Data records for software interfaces
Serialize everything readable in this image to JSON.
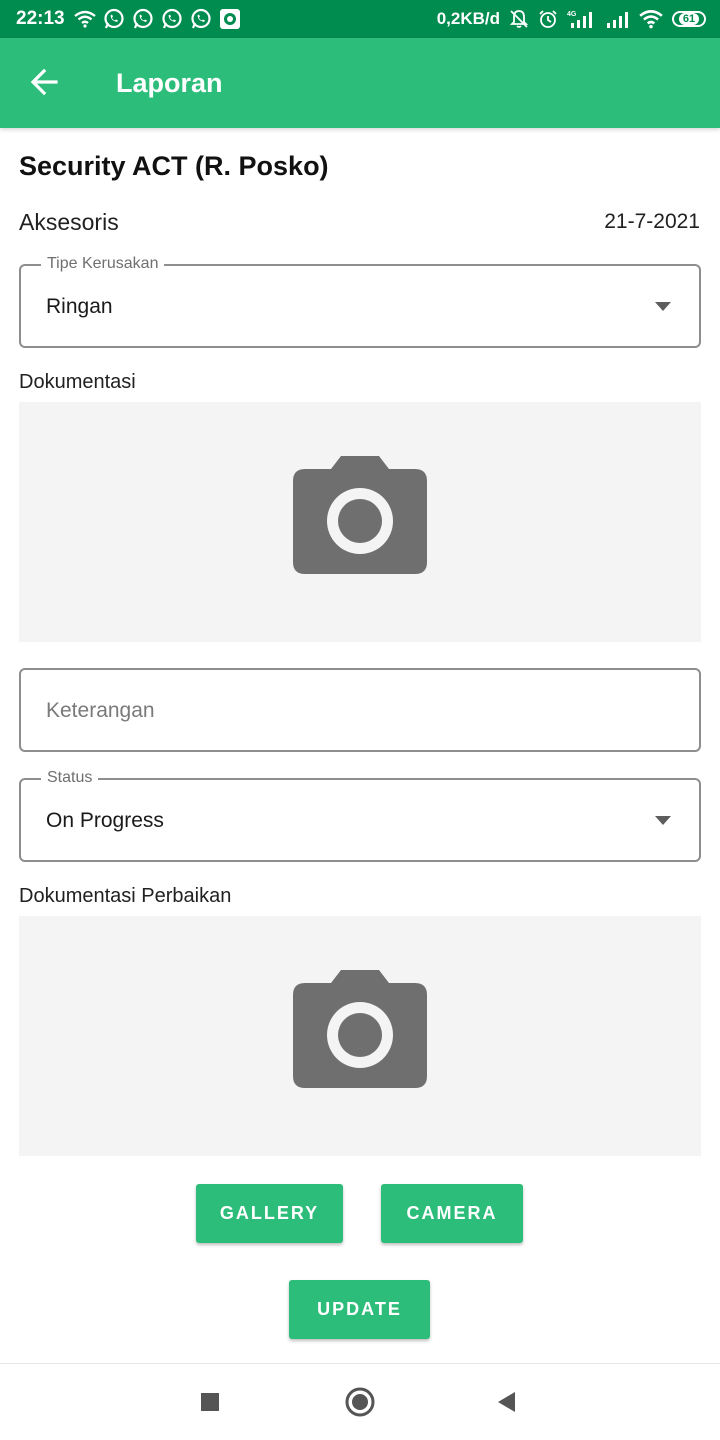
{
  "status_bar": {
    "time": "22:13",
    "speed": "0,2KB/d",
    "battery": "61",
    "network": "4G",
    "left_icons": [
      "wifi-icon",
      "whatsapp-icon",
      "whatsapp-icon",
      "whatsapp-icon",
      "whatsapp-icon",
      "screen-record-icon"
    ],
    "right_icons": [
      "mute-icon",
      "alarm-icon",
      "signal-icon",
      "signal-icon",
      "wifi-icon",
      "battery-icon"
    ]
  },
  "app_bar": {
    "title": "Laporan",
    "back_icon": "arrow-back-icon"
  },
  "header": {
    "title": "Security ACT (R. Posko)",
    "category": "Aksesoris",
    "date": "21-7-2021"
  },
  "damage_type": {
    "label": "Tipe Kerusakan",
    "value": "Ringan"
  },
  "documentation": {
    "label": "Dokumentasi",
    "icon": "camera-icon"
  },
  "description": {
    "placeholder": "Keterangan"
  },
  "status_field": {
    "label": "Status",
    "value": "On Progress"
  },
  "repair_documentation": {
    "label": "Dokumentasi Perbaikan",
    "icon": "camera-icon"
  },
  "buttons": {
    "gallery": "GALLERY",
    "camera": "CAMERA",
    "update": "UPDATE"
  },
  "nav_bar": {
    "icons": [
      "recents-square-icon",
      "home-circle-icon",
      "back-triangle-icon"
    ]
  },
  "colors": {
    "status_bar": "#008b4f",
    "primary": "#2dbd7a",
    "photo_bg": "#f4f4f4",
    "camera_icon": "#6f6f6f"
  }
}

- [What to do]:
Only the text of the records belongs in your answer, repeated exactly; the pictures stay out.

- [Task result]:
Serialize everything readable in this image to JSON.
{
  "status_bar": {
    "time": "22:13",
    "speed": "0,2KB/d",
    "battery": "61",
    "network": "4G",
    "left_icons": [
      "wifi-icon",
      "whatsapp-icon",
      "whatsapp-icon",
      "whatsapp-icon",
      "whatsapp-icon",
      "screen-record-icon"
    ],
    "right_icons": [
      "mute-icon",
      "alarm-icon",
      "signal-icon",
      "signal-icon",
      "wifi-icon",
      "battery-icon"
    ]
  },
  "app_bar": {
    "title": "Laporan",
    "back_icon": "arrow-back-icon"
  },
  "header": {
    "title": "Security ACT (R. Posko)",
    "category": "Aksesoris",
    "date": "21-7-2021"
  },
  "damage_type": {
    "label": "Tipe Kerusakan",
    "value": "Ringan"
  },
  "documentation": {
    "label": "Dokumentasi",
    "icon": "camera-icon"
  },
  "description": {
    "placeholder": "Keterangan"
  },
  "status_field": {
    "label": "Status",
    "value": "On Progress"
  },
  "repair_documentation": {
    "label": "Dokumentasi Perbaikan",
    "icon": "camera-icon"
  },
  "buttons": {
    "gallery": "GALLERY",
    "camera": "CAMERA",
    "update": "UPDATE"
  },
  "nav_bar": {
    "icons": [
      "recents-square-icon",
      "home-circle-icon",
      "back-triangle-icon"
    ]
  },
  "colors": {
    "status_bar": "#008b4f",
    "primary": "#2dbd7a",
    "photo_bg": "#f4f4f4",
    "camera_icon": "#6f6f6f"
  }
}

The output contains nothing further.